[Items from a data source]
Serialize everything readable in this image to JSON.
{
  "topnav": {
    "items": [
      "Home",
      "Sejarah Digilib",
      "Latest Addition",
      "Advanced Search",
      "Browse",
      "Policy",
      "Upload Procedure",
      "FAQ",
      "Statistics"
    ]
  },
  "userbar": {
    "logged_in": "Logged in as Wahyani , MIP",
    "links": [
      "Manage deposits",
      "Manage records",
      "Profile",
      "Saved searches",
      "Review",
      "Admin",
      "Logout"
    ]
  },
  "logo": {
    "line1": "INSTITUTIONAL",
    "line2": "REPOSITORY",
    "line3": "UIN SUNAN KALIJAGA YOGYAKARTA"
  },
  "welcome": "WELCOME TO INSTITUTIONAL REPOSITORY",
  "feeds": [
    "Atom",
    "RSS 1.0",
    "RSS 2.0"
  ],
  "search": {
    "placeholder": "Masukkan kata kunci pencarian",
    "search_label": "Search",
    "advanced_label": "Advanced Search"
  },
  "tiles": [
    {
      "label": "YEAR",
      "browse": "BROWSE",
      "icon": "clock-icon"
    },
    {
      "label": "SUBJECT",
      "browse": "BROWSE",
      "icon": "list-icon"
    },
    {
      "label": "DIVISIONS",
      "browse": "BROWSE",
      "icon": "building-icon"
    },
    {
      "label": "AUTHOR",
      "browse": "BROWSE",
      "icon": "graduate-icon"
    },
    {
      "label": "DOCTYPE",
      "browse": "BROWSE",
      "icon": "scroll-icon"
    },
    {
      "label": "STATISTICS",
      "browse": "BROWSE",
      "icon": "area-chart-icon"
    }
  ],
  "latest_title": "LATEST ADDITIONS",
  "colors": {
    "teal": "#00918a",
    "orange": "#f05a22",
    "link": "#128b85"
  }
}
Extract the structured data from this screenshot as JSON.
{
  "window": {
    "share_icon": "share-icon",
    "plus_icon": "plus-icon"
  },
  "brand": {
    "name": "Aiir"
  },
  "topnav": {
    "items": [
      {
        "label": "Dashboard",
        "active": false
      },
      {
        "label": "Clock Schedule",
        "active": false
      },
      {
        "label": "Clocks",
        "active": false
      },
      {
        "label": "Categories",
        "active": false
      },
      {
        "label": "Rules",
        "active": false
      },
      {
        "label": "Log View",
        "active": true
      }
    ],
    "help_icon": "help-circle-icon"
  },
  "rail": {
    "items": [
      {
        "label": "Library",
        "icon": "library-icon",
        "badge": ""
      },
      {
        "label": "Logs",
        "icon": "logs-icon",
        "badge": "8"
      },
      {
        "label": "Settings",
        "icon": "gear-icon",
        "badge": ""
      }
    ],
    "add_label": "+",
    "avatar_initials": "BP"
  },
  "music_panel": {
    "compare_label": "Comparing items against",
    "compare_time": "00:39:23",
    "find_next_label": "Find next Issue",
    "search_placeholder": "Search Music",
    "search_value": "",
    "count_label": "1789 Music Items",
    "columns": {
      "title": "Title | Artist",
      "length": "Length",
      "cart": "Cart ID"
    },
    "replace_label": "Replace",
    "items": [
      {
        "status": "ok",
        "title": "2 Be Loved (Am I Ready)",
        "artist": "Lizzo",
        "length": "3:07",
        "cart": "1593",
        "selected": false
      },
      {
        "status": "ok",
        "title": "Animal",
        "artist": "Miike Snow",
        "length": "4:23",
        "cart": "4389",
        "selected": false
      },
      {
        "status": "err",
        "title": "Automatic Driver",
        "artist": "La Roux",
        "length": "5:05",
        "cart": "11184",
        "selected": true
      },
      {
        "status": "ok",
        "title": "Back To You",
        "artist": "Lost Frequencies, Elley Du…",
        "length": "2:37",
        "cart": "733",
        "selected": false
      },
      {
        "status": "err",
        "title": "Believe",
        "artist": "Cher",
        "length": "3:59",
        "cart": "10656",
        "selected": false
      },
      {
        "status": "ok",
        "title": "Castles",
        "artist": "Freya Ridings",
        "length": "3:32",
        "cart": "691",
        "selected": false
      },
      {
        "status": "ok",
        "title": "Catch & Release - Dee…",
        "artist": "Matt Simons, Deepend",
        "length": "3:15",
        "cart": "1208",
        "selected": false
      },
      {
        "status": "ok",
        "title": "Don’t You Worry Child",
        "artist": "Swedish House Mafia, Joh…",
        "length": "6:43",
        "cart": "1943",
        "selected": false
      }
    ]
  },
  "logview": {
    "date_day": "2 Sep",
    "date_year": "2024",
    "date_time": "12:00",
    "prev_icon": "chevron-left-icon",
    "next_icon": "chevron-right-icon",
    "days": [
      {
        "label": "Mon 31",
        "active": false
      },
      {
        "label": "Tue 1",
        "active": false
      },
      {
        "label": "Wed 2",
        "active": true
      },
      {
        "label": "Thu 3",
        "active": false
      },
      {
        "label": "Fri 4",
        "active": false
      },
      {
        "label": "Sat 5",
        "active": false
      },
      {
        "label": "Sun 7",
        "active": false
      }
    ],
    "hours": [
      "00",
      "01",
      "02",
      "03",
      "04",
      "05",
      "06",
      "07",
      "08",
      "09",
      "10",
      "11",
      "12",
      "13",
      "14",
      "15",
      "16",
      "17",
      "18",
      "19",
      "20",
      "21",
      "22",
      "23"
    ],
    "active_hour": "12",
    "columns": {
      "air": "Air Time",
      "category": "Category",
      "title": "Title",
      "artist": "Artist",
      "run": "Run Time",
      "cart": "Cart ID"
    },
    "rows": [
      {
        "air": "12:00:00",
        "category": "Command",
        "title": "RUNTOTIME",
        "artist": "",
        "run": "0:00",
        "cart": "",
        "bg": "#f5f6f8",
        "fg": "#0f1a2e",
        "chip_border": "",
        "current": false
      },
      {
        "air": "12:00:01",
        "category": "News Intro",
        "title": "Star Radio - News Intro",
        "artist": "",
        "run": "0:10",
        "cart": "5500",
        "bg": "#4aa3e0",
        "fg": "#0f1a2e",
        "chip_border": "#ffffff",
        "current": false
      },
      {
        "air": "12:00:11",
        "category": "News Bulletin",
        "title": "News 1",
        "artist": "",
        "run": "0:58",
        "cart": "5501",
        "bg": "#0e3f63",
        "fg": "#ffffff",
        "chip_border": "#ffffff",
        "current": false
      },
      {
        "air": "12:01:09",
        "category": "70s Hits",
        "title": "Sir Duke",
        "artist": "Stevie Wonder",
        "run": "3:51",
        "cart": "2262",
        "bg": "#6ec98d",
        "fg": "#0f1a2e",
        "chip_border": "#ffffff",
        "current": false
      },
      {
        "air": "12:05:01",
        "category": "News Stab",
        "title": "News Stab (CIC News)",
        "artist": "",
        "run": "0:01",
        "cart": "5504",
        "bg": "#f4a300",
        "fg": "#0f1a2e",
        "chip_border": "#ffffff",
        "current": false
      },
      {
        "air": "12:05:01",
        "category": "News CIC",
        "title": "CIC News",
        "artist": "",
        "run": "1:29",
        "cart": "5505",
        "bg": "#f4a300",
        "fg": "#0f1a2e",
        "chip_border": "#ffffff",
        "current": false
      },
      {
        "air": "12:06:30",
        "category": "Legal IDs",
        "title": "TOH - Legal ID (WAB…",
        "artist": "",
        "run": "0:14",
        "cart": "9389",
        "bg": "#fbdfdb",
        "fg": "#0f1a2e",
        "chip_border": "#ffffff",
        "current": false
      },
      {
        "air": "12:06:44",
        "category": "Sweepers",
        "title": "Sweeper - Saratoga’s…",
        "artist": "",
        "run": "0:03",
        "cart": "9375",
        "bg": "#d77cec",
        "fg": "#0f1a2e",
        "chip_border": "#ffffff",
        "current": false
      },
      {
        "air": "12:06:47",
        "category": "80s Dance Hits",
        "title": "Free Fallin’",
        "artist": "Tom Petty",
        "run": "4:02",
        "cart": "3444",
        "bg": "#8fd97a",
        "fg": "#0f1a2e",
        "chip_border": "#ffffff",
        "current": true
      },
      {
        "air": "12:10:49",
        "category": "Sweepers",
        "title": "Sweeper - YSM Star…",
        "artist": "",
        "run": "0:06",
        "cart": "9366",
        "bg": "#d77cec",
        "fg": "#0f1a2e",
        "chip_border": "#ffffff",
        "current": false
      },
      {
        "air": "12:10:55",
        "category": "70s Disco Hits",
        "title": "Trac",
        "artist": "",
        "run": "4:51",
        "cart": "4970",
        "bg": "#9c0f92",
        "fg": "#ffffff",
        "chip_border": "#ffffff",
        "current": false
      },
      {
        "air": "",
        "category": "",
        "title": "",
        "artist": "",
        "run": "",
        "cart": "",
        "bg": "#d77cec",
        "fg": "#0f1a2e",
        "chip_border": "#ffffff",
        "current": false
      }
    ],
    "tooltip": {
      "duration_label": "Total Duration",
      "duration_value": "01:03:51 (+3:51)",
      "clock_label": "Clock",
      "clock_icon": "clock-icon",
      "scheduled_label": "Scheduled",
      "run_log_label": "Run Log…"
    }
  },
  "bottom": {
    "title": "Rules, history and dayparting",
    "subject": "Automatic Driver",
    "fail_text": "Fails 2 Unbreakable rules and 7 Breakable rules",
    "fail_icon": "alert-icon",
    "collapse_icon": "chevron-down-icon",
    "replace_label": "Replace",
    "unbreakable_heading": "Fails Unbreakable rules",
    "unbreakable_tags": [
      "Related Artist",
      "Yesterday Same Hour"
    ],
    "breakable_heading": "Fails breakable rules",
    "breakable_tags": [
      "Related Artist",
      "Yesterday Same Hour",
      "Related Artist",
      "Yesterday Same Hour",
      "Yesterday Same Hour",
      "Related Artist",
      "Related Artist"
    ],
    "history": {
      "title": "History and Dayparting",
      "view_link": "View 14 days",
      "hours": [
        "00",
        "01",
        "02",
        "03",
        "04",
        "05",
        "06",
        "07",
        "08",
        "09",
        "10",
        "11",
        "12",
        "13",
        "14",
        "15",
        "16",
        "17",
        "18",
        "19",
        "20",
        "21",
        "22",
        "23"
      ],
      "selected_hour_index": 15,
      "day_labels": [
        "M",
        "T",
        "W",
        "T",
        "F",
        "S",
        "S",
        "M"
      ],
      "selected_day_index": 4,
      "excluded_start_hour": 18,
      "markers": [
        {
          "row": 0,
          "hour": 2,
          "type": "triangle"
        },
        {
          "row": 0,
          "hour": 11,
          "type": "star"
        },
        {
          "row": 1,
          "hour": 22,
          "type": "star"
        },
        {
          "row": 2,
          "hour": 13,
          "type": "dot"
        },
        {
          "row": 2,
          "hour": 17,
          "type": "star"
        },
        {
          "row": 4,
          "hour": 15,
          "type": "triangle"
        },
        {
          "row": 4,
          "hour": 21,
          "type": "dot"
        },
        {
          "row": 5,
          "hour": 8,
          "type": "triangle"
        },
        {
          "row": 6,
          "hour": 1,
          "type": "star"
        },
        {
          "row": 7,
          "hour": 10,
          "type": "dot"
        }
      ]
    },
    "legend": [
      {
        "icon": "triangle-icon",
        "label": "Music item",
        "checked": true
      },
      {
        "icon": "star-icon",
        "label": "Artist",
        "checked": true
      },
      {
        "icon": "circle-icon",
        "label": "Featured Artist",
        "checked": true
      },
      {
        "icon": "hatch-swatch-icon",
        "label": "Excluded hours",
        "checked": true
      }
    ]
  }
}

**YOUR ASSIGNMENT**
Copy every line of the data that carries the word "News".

**ANSWER TO THE PROBLEM**
        "category": "News Intro",
        "title": "Star Radio - News Intro",
        "category": "News Bulletin",
        "title": "News 1",
        "category": "News Stab",
        "title": "News Stab (CIC News)",
        "category": "News CIC",
        "title": "CIC News",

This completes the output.